As Microsoft notes, however (on the same page), MRM does not prevent users from deleting messaging; it is really only designed to remove them at the end of a given period. Microsoft recommend ‘journaling’ emails where there are specific business reasons to keep them for longer (such as legal proceedings or the need to ensure specific email is kept), or applying the Legal Holds functionality.
The key elements of MRM are Retention Policy Tags (RPTs) and Retention Policies.
There are three types of Retention Tags: (1) Default Policy Tags (DPT), (2) Retention Policy Tags, and (3) Personal Tags (which are an ‘opt-in’ on the email client).
- Retention Policy Tags (RPTs) are used on default folders (e.g., inbox, junk mail, sent, deleted). Users cannot change the RPT but can override it with a Personal Tag.
- Default Policy Tags can be applied by users to untagged items. A Retention Policy can contain only one default policy tag.
- Personal Tags can be applied by users to their own custom folders or individual emails.
In most cases, users make the decision, and the retention applies on where the email is located. If there is actual or anticipated litigation, a Retention Hold can be applied to the user’s mailbox; however, this does not prevent users deleting emails, it only overrides any retention policies. The Legal Hold option should be applied to prevent deletion. Once this option is applied, Legal Hold ‘captures any deleted or edited items into a special folder that’s neither accessible nor changeable by the user’.
All retention tags include: a Tag Name, a Tag Type, an age limit (in days) with an action to take, and comments.
The actions available are:
- Delete And Allow Recovery – This action will perform a hard delete, sending the message to the dumpster. The user will be able to recover the item using the Recover Deleted Items dialog box in Outlook 2010 or Outlook Web App.
- Mark As Past Retention Limit – This action will mark an item as past the retention limit, displaying the message using strikethrough text in Outlook 2007, 2010 or Outlook Web App.
- Move To Archive – This action moves the message to the users archive mailbox.(see below)
- Move To Deleted Items – This action will move the message to the Deleted Items folder.
- Permanently Delete – This action will permanently delete the message and cannot be restored using the Recover Deleted Items dialog box.
Once the tags are created, they can be added to a Retention Policy and this policy, in turn, is then applied to specific mailboxes – one policy per mailbox.
The ‘auto-tagging’ feature, once 500 items have been tagged, will automatically tag items in a user’s mailox based on their past tagging activities.
So, is MRM the answer to managing emails as records?

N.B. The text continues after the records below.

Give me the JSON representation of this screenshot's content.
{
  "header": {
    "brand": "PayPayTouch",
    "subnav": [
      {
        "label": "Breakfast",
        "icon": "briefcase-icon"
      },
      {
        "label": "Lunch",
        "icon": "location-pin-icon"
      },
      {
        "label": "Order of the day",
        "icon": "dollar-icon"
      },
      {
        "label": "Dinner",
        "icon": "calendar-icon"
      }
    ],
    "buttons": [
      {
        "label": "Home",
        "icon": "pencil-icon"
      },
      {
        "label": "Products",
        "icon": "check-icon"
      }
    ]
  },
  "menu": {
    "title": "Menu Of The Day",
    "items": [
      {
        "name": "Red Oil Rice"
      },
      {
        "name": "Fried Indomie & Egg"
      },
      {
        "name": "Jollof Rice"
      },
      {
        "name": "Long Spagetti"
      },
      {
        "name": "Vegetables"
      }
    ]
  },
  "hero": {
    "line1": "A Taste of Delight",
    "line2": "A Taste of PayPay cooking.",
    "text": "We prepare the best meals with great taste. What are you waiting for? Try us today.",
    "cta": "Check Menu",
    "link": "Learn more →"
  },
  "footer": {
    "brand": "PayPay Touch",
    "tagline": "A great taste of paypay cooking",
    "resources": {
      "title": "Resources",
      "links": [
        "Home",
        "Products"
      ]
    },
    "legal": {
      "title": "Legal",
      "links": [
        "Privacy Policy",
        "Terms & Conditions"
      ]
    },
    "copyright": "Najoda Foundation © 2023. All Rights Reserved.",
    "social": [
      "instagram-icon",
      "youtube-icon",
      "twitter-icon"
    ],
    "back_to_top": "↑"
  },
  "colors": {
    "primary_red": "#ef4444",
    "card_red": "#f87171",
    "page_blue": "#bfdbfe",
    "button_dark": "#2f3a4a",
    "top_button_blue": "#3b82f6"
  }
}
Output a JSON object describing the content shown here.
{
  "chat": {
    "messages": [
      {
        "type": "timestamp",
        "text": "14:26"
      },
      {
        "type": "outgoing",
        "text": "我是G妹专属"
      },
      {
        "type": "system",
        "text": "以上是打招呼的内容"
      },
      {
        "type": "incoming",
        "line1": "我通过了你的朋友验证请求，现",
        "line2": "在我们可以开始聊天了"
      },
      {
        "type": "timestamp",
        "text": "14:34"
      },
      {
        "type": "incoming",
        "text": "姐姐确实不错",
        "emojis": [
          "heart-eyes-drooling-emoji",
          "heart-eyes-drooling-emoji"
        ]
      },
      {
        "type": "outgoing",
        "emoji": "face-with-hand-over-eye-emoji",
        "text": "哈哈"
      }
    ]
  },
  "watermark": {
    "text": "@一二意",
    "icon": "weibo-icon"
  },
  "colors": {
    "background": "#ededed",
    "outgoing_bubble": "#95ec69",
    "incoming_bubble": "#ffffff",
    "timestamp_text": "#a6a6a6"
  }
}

Yes and no. From a recordkeeping perspective, MRM:
- Does nothing to ensure that records are kept in the business activity or functional context to which they relate, unless (of course) the emails are the only form of record that exists for the business activity.
- Does not stop users from deleting emails.
On a positive note, MRM:
- Attempts to address the problem of email retention.
- Allows the application of a retention policy to emails that might be stored in a business context Outlook mailbox or fold As well, Exchange features like Legal Hold and Journaling allow further controls to be implemented.
Exchange 2010 now includes a ‘personal archives feature’, which allows users to save emails to their own archive instead of saving emails to drives or using Personal Storage (.pst). A good article on this subject can be found at this location: http://mohamedridha.com/2011/11/07/exchange-2010-online-archiving-and-retention-tagspolicies-a-practical-example/
Sources (all retrieved 1 June 2012)